As you may recall, §508 of the Pension Protection Act of 2006 (PPA) amended §105 of ERISA to require plans that are subject to ERISA to automatically provide participants and certain beneficiaries with individual pension benefit statements. As part of the proposed initiative, the DOL will explore whether, and how, an individual benefit statement should and could present a participant’s accrued benefits in a defined contribution plan. For example, in addition to presenting the benefits as an account balance, the benefits statement might also present them as a lifetime income stream of payments.
Revision of Form 5500 Series and Related Regulations under ERISA
This reg is part of a long-term strategic project with the IRS and Pension Benefit Guarantee Corp to modernize and improve the Form 5500 Annual Return/Report of employee benefit plans. As part of this project, these agencies will focus on three key areas:
- Modernizing the financial and other annual reporting requirements on the Form 5500
- Making the information on Form 5500 more data mineable
- Enhancing the IRS’s ability to collect employee benefit plan data that best meets the needs of changing compliance projects, programs, and activities

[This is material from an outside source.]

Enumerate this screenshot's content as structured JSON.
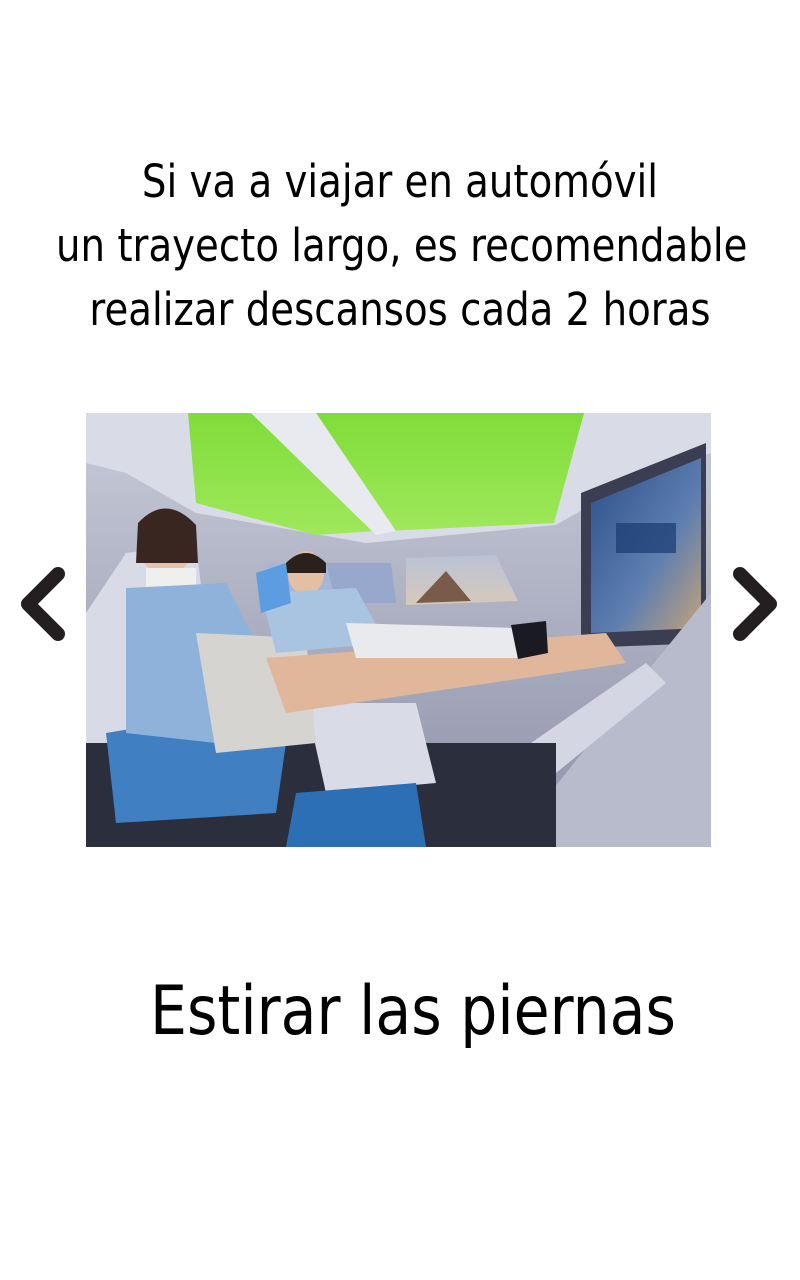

Fiduciary Requirements for Disclosure in Participant-Directed Individual Accounts Plans – Timing of Annual Disclosure
This rulemaking would amend 29 CFR §2550.404a-5 by making a technical adjustment to the timing requirement for annual disclosure. The amendment would provide plan administrators with flexibility as to when they must furnish annual disclosures to participants and beneficiaries.
As noted, these initiatives are all in the proposed stage, so a lot can happen between now and when (or in some cases, if) they make it to the Final Rule stage. Overall, the trend appears to be towards more disclosure for retirement plans and more oversight by increasing the ability of government agencies to gather and analyze the data.
Stay tuned for our next blog, which will examine current initiatives that have reached the Final Rule stage.
Mike McWherter,JD, Chief Compliance Officer